Data about app and page elements:
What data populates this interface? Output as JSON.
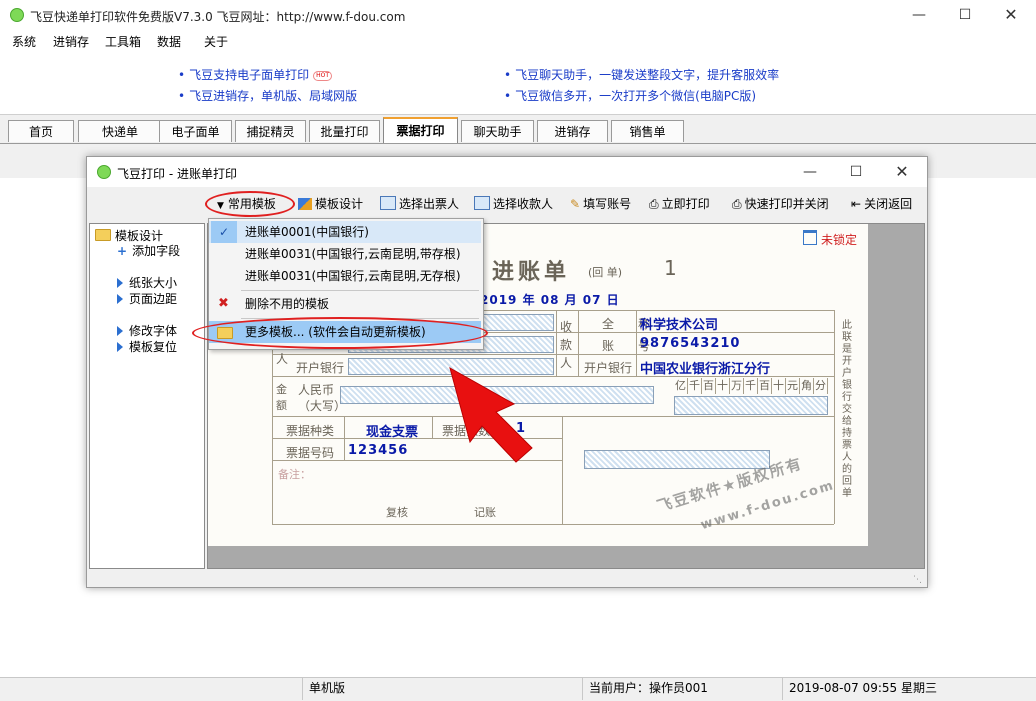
{
  "window": {
    "title": "飞豆快递单打印软件免费版V7.3.0   飞豆网址：http://www.f-dou.com"
  },
  "menu": [
    "系统",
    "进销存",
    "工具箱",
    "数据",
    "关于"
  ],
  "ads": {
    "left": [
      "飞豆支持电子面单打印",
      "飞豆进销存，单机版、局域网版"
    ],
    "hot_badge": "HOT",
    "right": [
      "飞豆聊天助手，一键发送整段文字，提升客服效率",
      "飞豆微信多开，一次打开多个微信(电脑PC版)"
    ]
  },
  "tabs": [
    "首页",
    "快递单",
    "电子面单",
    "捕捉精灵",
    "批量打印",
    "票据打印",
    "聊天助手",
    "进销存",
    "销售单"
  ],
  "active_tab": "票据打印",
  "dialog": {
    "title": "飞豆打印 - 进账单打印",
    "toolbar": [
      "常用模板",
      "模板设计",
      "选择出票人",
      "选择收款人",
      "填写账号",
      "立即打印",
      "快速打印并关闭",
      "关闭返回"
    ],
    "tree": {
      "root": "模板设计",
      "items": [
        "添加字段",
        "纸张大小",
        "页面边距",
        "修改字体",
        "模板复位"
      ]
    },
    "lock_label": "未锁定"
  },
  "dropdown": {
    "items": [
      "进账单0001(中国银行)",
      "进账单0031(中国银行,云南昆明,带存根)",
      "进账单0031(中国银行,云南昆明,无存根)",
      "删除不用的模板",
      "更多模板... (软件会自动更新模板)"
    ]
  },
  "voucher": {
    "title": "进账单",
    "subtitle": "(回   单)",
    "copy_no": "1",
    "date": "2019  年 08 月 07 日",
    "payee_label": "收款人",
    "payee_vertical": [
      "收",
      "款",
      "人"
    ],
    "payer_vertical_tail": "人",
    "fields": {
      "full_name_label": "全　　称",
      "full_name": "科学技术公司",
      "account_label": "账　　号",
      "account": "9876543210",
      "bank_label": "开户银行",
      "bank": "中国农业银行浙江分行",
      "left_bank_label": "开户银行",
      "amount_label": [
        "金",
        "额"
      ],
      "rmb_label": [
        "人民币",
        "（大写）"
      ],
      "digits": [
        "亿",
        "千",
        "百",
        "十",
        "万",
        "千",
        "百",
        "十",
        "元",
        "角",
        "分"
      ],
      "ticket_type_label": "票据种类",
      "ticket_type": "现金支票",
      "ticket_count_label": "票据张数",
      "ticket_count": "1",
      "ticket_no_label": "票据号码",
      "ticket_no": "123456",
      "remark_label": "备注：",
      "review_label": "复核",
      "record_label": "记账",
      "side_note": "此联是开户银行交给持票人的回单"
    },
    "watermark": [
      "飞豆软件★版权所有",
      "www.f-dou.com"
    ]
  },
  "statusbar": {
    "mode": "单机版",
    "user": "当前用户：操作员001",
    "datetime": "2019-08-07 09:55 星期三"
  },
  "colors": {
    "accent_blue": "#1a3cc8",
    "highlight": "#9ccaf5",
    "annotation_red": "#e02020"
  }
}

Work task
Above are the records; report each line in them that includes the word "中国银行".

Output of the task
      "进账单0001(中国银行)",
      "进账单0031(中国银行,云南昆明,带存根)",
      "进账单0031(中国银行,云南昆明,无存根)",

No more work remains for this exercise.